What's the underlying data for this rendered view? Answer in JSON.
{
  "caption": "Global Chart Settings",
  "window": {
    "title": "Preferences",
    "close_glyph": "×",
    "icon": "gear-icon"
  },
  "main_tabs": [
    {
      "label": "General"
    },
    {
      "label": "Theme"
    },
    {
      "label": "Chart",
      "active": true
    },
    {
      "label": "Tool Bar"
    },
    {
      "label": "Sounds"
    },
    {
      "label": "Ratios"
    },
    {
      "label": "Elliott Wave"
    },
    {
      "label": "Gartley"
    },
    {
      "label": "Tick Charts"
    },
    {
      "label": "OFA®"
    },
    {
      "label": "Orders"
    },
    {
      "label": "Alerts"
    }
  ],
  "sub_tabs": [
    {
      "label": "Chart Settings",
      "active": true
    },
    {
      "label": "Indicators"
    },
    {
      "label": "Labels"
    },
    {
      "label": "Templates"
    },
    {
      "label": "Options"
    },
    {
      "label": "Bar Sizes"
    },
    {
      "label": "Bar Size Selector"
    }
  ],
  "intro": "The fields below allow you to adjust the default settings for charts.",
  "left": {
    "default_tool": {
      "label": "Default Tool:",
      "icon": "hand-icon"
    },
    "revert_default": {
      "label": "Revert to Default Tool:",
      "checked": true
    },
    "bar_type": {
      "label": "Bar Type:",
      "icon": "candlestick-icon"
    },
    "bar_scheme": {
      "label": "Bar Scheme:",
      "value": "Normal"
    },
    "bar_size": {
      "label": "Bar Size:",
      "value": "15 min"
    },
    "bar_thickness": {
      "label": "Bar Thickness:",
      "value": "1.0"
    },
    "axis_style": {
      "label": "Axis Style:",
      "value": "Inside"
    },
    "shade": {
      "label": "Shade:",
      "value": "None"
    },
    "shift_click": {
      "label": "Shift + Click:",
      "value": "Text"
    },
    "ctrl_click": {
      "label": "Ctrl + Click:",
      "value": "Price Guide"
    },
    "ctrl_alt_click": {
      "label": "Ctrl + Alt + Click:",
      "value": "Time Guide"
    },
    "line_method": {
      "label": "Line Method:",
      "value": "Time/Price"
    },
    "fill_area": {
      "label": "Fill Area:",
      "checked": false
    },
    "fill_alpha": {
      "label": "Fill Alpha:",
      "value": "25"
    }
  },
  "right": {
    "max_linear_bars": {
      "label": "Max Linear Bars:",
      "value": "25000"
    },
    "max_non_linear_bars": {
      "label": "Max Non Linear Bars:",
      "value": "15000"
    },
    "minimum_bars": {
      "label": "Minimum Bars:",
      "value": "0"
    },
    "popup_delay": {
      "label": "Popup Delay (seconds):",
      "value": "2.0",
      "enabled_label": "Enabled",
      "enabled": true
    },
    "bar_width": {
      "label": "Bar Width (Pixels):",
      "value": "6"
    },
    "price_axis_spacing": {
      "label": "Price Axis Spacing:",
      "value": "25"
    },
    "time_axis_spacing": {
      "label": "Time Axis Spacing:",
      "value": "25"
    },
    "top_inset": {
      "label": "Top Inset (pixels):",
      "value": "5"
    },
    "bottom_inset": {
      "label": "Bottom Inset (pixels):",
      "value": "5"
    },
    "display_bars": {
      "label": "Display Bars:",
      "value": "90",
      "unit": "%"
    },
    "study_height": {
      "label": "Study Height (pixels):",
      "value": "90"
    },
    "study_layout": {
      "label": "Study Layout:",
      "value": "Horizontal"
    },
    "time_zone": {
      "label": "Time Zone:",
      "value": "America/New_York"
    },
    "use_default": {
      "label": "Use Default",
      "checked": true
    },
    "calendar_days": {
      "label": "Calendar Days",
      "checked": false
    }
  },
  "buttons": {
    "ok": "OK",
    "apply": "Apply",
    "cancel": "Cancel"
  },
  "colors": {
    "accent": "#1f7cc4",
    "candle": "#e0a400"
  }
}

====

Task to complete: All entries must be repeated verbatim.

Written response:
What's the underlying data for this rendered view? Answer in JSON.
{
  "caption": "Global Chart Settings",
  "window": {
    "title": "Preferences",
    "close_glyph": "×",
    "icon": "gear-icon"
  },
  "main_tabs": [
    {
      "label": "General"
    },
    {
      "label": "Theme"
    },
    {
      "label": "Chart",
      "active": true
    },
    {
      "label": "Tool Bar"
    },
    {
      "label": "Sounds"
    },
    {
      "label": "Ratios"
    },
    {
      "label": "Elliott Wave"
    },
    {
      "label": "Gartley"
    },
    {
      "label": "Tick Charts"
    },
    {
      "label": "OFA®"
    },
    {
      "label": "Orders"
    },
    {
      "label": "Alerts"
    }
  ],
  "sub_tabs": [
    {
      "label": "Chart Settings",
      "active": true
    },
    {
      "label": "Indicators"
    },
    {
      "label": "Labels"
    },
    {
      "label": "Templates"
    },
    {
      "label": "Options"
    },
    {
      "label": "Bar Sizes"
    },
    {
      "label": "Bar Size Selector"
    }
  ],
  "intro": "The fields below allow you to adjust the default settings for charts.",
  "left": {
    "default_tool": {
      "label": "Default Tool:",
      "icon": "hand-icon"
    },
    "revert_default": {
      "label": "Revert to Default Tool:",
      "checked": true
    },
    "bar_type": {
      "label": "Bar Type:",
      "icon": "candlestick-icon"
    },
    "bar_scheme": {
      "label": "Bar Scheme:",
      "value": "Normal"
    },
    "bar_size": {
      "label": "Bar Size:",
      "value": "15 min"
    },
    "bar_thickness": {
      "label": "Bar Thickness:",
      "value": "1.0"
    },
    "axis_style": {
      "label": "Axis Style:",
      "value": "Inside"
    },
    "shade": {
      "label": "Shade:",
      "value": "None"
    },
    "shift_click": {
      "label": "Shift + Click:",
      "value": "Text"
    },
    "ctrl_click": {
      "label": "Ctrl + Click:",
      "value": "Price Guide"
    },
    "ctrl_alt_click": {
      "label": "Ctrl + Alt + Click:",
      "value": "Time Guide"
    },
    "line_method": {
      "label": "Line Method:",
      "value": "Time/Price"
    },
    "fill_area": {
      "label": "Fill Area:",
      "checked": false
    },
    "fill_alpha": {
      "label": "Fill Alpha:",
      "value": "25"
    }
  },
  "right": {
    "max_linear_bars": {
      "label": "Max Linear Bars:",
      "value": "25000"
    },
    "max_non_linear_bars": {
      "label": "Max Non Linear Bars:",
      "value": "15000"
    },
    "minimum_bars": {
      "label": "Minimum Bars:",
      "value": "0"
    },
    "popup_delay": {
      "label": "Popup Delay (seconds):",
      "value": "2.0",
      "enabled_label": "Enabled",
      "enabled": true
    },
    "bar_width": {
      "label": "Bar Width (Pixels):",
      "value": "6"
    },
    "price_axis_spacing": {
      "label": "Price Axis Spacing:",
      "value": "25"
    },
    "time_axis_spacing": {
      "label": "Time Axis Spacing:",
      "value": "25"
    },
    "top_inset": {
      "label": "Top Inset (pixels):",
      "value": "5"
    },
    "bottom_inset": {
      "label": "Bottom Inset (pixels):",
      "value": "5"
    },
    "display_bars": {
      "label": "Display Bars:",
      "value": "90",
      "unit": "%"
    },
    "study_height": {
      "label": "Study Height (pixels):",
      "value": "90"
    },
    "study_layout": {
      "label": "Study Layout:",
      "value": "Horizontal"
    },
    "time_zone": {
      "label": "Time Zone:",
      "value": "America/New_York"
    },
    "use_default": {
      "label": "Use Default",
      "checked": true
    },
    "calendar_days": {
      "label": "Calendar Days",
      "checked": false
    }
  },
  "buttons": {
    "ok": "OK",
    "apply": "Apply",
    "cancel": "Cancel"
  },
  "colors": {
    "accent": "#1f7cc4",
    "candle": "#e0a400"
  }
}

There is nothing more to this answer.